When people come to visit us at La Selve, they find that one of the most frequent activities is reading.
I have always enjoyed reading, and at any time, I always have one or two books that I’m in the process of reading. I read a lot of military history, particularly 19th and 20th century. Also biographies and autobiographies. As regards fiction, I enjoy thrillers and detective stories, but also 19th century authors, such as Jane Austen and the Brontë sisters.
Julie is also fond of reading, she is a faster reader than I am, and will read anything; except military history. She also reads more French than I do.
When clients come to La Selve, Julie and I read less, but our guests are encouraged to read as much as possible. For this purpose, we have a set of ‘readers’; fiction, non-fiction, biographies to meet all tastes, and to suit all levels of English ability. Some of the books are written deliberately for English language students. Others are famous books by famous authors, but they have been re-written to suit a particular level of English. Some of these are quite short, forty pages, others are a little longer.
I encourage clients to read for a number of reasons. Between us, we choose a book that the client is interested in, and I help to make sure that the book is of a suitable level. In this way they find that they understand and enjoy reading the book, without the need for a dictionary. Finding that they can quite easily read a book in English from start to finish is an achievement, and helps to build confidence.
While they are concentrating on the story, a number of things are happening ‘behind the scenes’; subconsciously. Every sentence that is read revises grammar. I have just used the passive form of the verb ‘to read’; you have just read it, which revised your knowledge. However, you didn’t have to concentrate on it, in the way that you would if you were working on a grammar exercise. Every sentence that is read revises ‘correct word order’. Every word that is read revises vocabulary and spelling. A final reason, quite simply, is that it gives more practice. In addition to classes, conversations, watching films, walking the dogs and playing games, reading is another way of improving knowledge and increasing conversation.

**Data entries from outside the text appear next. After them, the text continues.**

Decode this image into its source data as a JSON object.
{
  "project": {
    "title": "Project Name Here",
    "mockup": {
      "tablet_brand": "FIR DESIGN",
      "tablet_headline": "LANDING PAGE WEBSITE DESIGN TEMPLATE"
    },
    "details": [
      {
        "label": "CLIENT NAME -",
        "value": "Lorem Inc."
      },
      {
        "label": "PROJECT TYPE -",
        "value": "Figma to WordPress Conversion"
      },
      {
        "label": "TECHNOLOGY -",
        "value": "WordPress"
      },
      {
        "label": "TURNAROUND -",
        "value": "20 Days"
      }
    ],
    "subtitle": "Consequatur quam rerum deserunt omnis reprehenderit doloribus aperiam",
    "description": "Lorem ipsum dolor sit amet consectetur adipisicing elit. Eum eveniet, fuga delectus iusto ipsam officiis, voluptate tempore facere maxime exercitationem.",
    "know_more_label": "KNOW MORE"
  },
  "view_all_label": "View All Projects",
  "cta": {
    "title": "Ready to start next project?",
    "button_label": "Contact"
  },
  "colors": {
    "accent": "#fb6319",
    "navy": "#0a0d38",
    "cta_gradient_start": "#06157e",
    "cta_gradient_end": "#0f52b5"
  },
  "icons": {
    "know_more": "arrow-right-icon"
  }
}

All of these things happen subconsciously, while the student is enjoying the story.
When we moved to Le Faget, I think that we assumed that we would buy a television, but for a long time, there were more important purchases to be made. We also found that we had an enormous amount of work to be done; around the house and the garden, in addition to our jobs. After a few years of this, we realised that we would have very little time to sit down and watch television, although we were more than happy to read, or to watch a film on a computer. Thus, the idea of buying a television was forgotten, and now, most evenings will find us sitting in the garden, or in front of a fire in winter, reading.

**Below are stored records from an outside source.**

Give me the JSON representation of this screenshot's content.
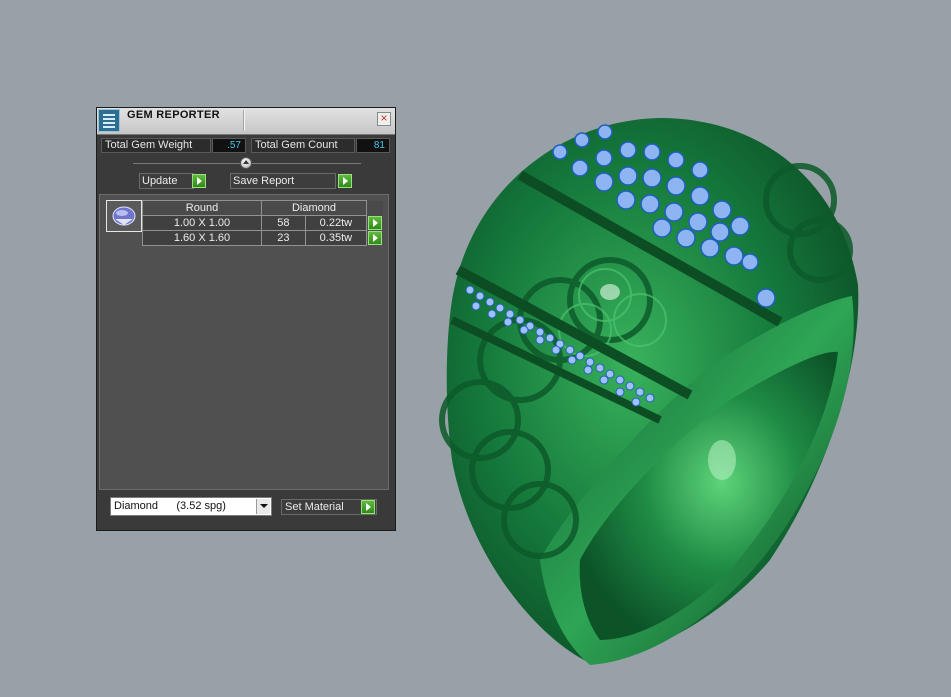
{
  "viewport": {
    "background_color": "#99a1a8",
    "ring_color": "#1a7a3e",
    "gem_color": "#8fb4f2"
  },
  "panel": {
    "title": "GEM REPORTER",
    "close_icon": "close-icon",
    "app_icon": "gem-reporter-icon",
    "total_weight_label": "Total Gem Weight",
    "total_weight_value": ".57",
    "total_count_label": "Total Gem Count",
    "total_count_value": "81",
    "update_label": "Update",
    "save_report_label": "Save Report",
    "table": {
      "col_shape": "Round",
      "col_material": "Diamond",
      "rows": [
        {
          "size": "1.00 X 1.00",
          "count": "58",
          "weight": "0.22tw"
        },
        {
          "size": "1.60 X 1.60",
          "count": "23",
          "weight": "0.35tw"
        }
      ]
    },
    "material_select_value": "Diamond      (3.52 spg)",
    "set_material_label": "Set Material",
    "accent_color": "#3fa128"
  }
}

It’s an activity which is very much in keeping with the house; surrounded by fields and woods, a very relaxing place, an ideal place to learn.